One of the advantages of being a freelance writer is the ability to work from home. I used to be a work-from-home rodeo clown. I tell you, I never had a rider gored in my house on my watch, no sir. But wearing clown makeup alone in my darkened house really creeped out visitors, so I quit.

Another advantage is how little I drive and how many carbon emissions I don't have to produce. Also, I no longer spend my afternoons commuting, engine idling, in smoggy, traffic-filled Los Angles. My gasoline bills aren't high. This helps offset the amount of money I have to spend insuring my own health, something a lot of corporate workers don't have to do, but it's not like there are many corporate employers clamoring for Fine Arts majors, so I feel lucky to have any job that doesn't involve serving French fries. But enough about my wounded pride and my inflated sense of self-pity.
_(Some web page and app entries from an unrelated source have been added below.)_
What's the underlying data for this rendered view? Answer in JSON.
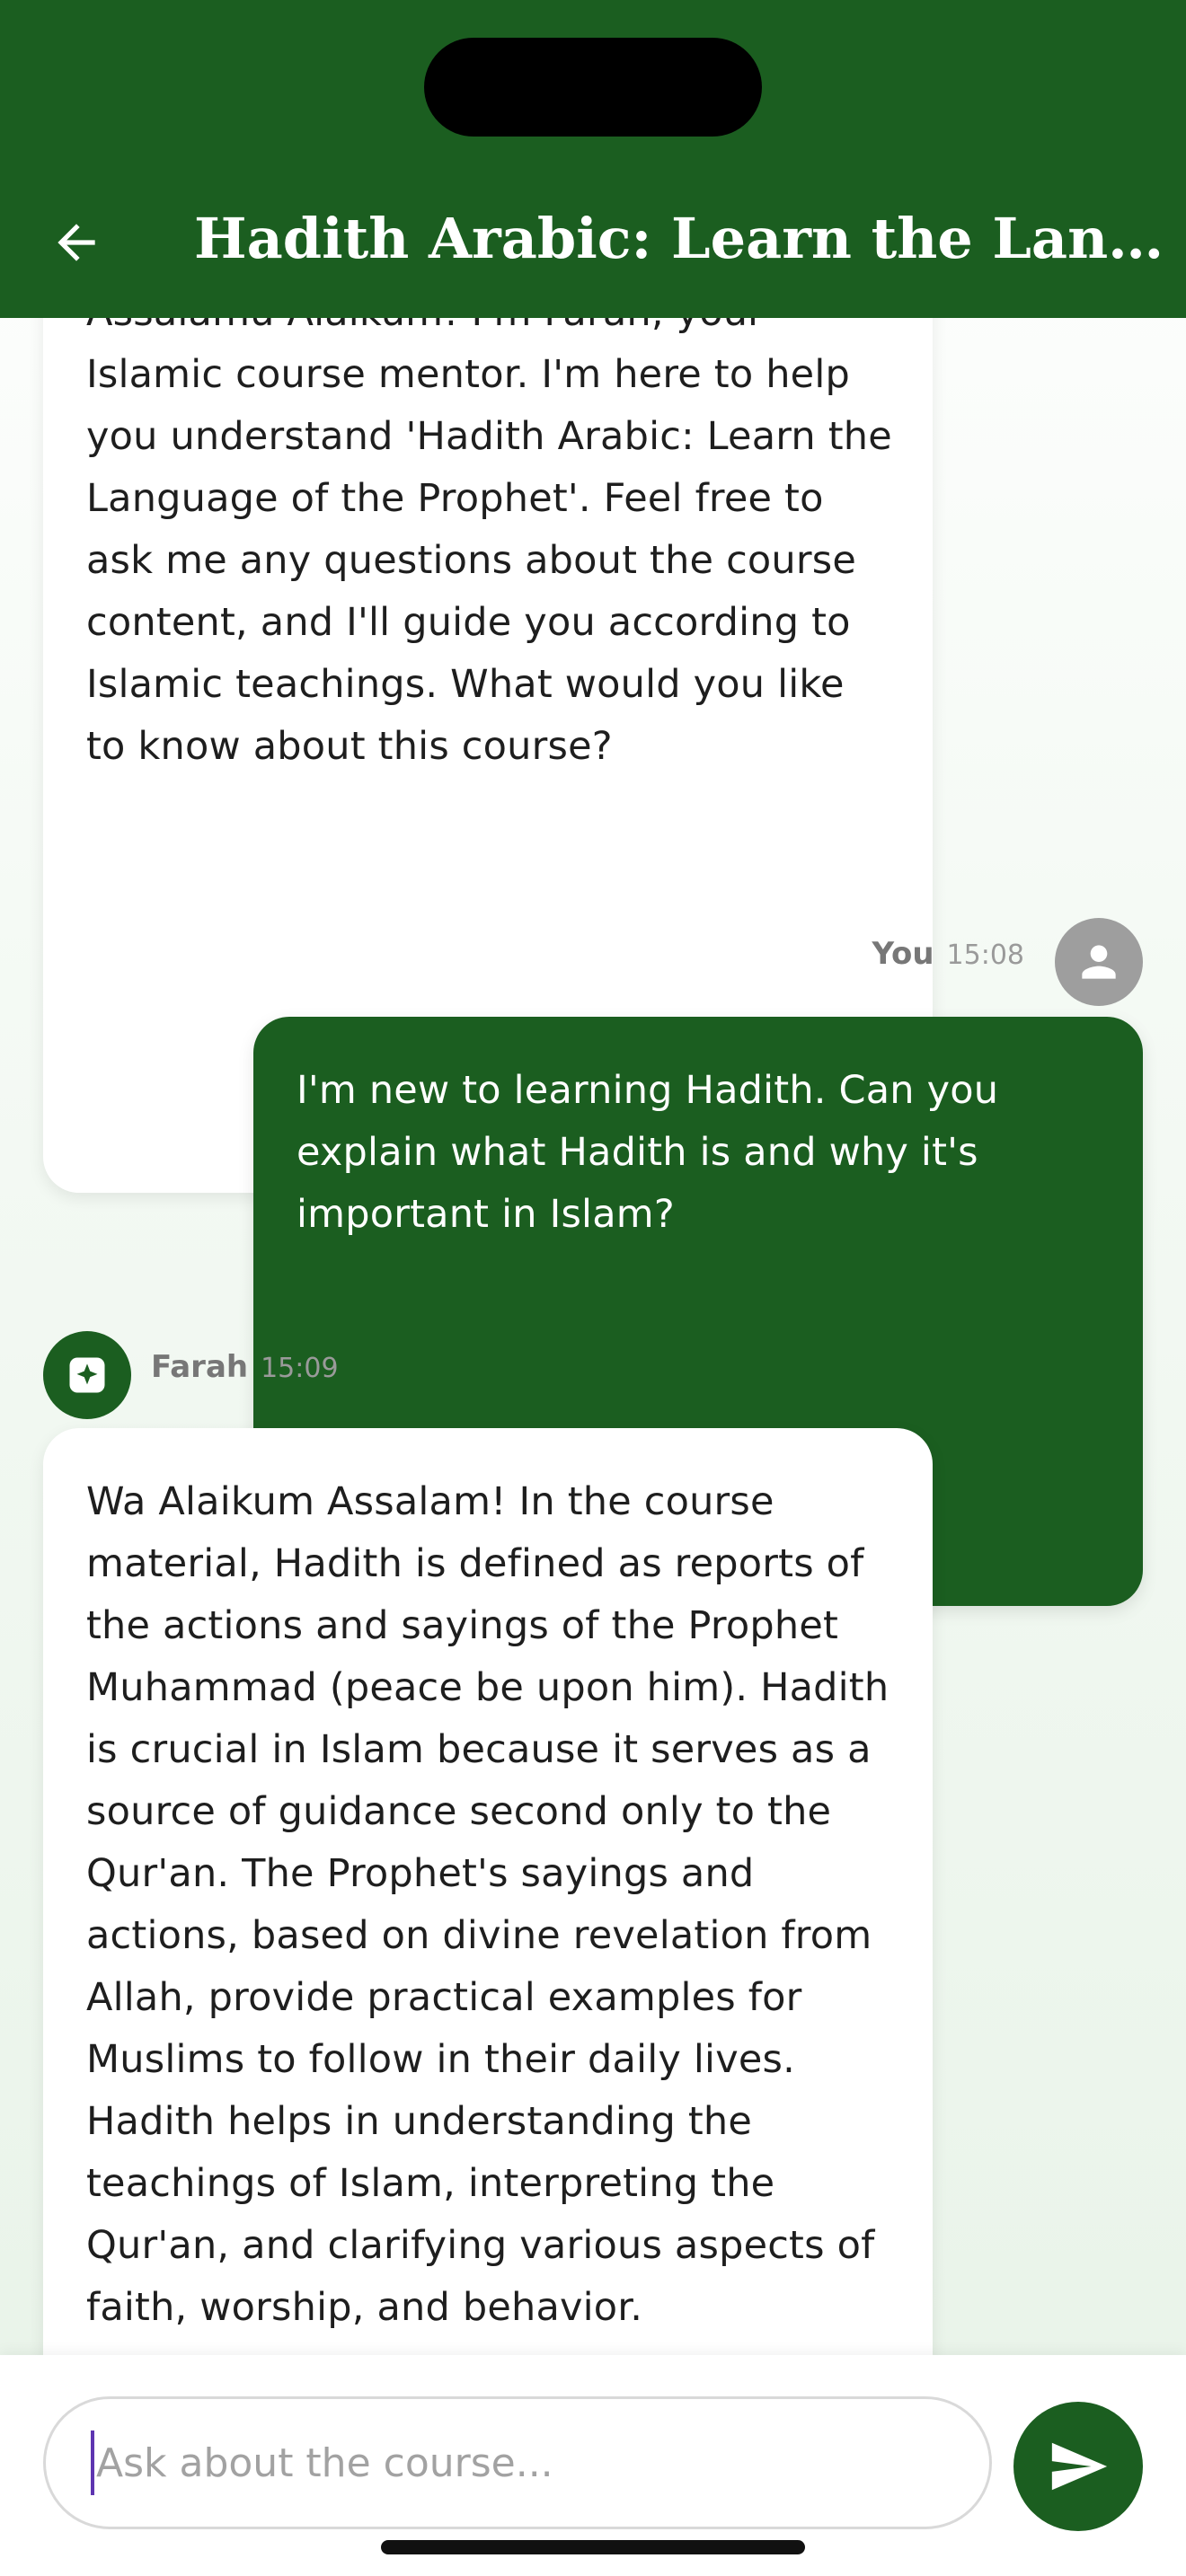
{
  "header": {
    "title": "Hadith Arabic: Learn the Language of the Prophet",
    "back_icon": "arrow-left-icon"
  },
  "messages": [
    {
      "role": "assistant",
      "text": "Assalamu Alaikum! I'm Farah, your Islamic course mentor. I'm here to help you understand 'Hadith Arabic: Learn the Language of the Prophet'. Feel free to ask me any questions about the course content, and I'll guide you according to Islamic teachings. What would you like to know about this course?"
    },
    {
      "role": "user",
      "sender": "You",
      "time": "15:08",
      "avatar_icon": "person-icon",
      "text": "I'm new to learning Hadith. Can you explain what Hadith is and why it's important in Islam?"
    },
    {
      "role": "assistant",
      "sender": "Farah",
      "time": "15:09",
      "avatar_icon": "sparkle-icon",
      "text": "Wa Alaikum Assalam! In the course material, Hadith is defined as reports of the actions and sayings of the Prophet Muhammad (peace be upon him). Hadith is crucial in Islam because it serves as a source of guidance second only to the Qur'an. The Prophet's sayings and actions, based on divine revelation from Allah, provide practical examples for Muslims to follow in their daily lives. Hadith helps in understanding the teachings of Islam, interpreting the Qur'an, and clarifying various aspects of faith, worship, and behavior."
    }
  ],
  "composer": {
    "placeholder": "Ask about the course...",
    "send_icon": "send-icon"
  },
  "colors": {
    "primary": "#1b5e20",
    "assistant_bubble": "#ffffff",
    "user_avatar": "#9e9e9e",
    "caret": "#5e35b1"
  }
}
Here are some tips on how to find a telecommuting job.

1. 2workathome has a list of telecommunication-friendly corporations. These companies may or may not be hiring. Check out their easy-to-find websites for further details.

2. Craigslist is another great site for finding all sorts of work. Just go to Craigslist's search bar on your chosen city page. Type in the word telecommute and set the category tab to jobs. Then peruse various cities for a wider selection. They also have a telecommute tab you can toggle when you are looking for a specific type of job. In Los Angeles, however, Craigslist is often referred to as Creep's List, because some of the people who hire in the gigs section are clearly insane. I once worked as a sound editor for this guy who didn't know that his blog was on the internet. I was like, "Well, a blog that's not on the internet is just called a diary." Despite the weirdness, Craigslist is my favorite job-search site.

3. Worldwide Work at Home has an excellent job board that finds various telecommuting jobs from places like Monster.com and posts them into categories for easy browsing.

4. For those of you still deciding on a career path, How Stuff Works has an article about the most common jobs that allow people to work from home. If you don't want to wear a suit to work-I wear an Aquaman outfit all day-one of these careers might be for you. Check out this list from ezines as well.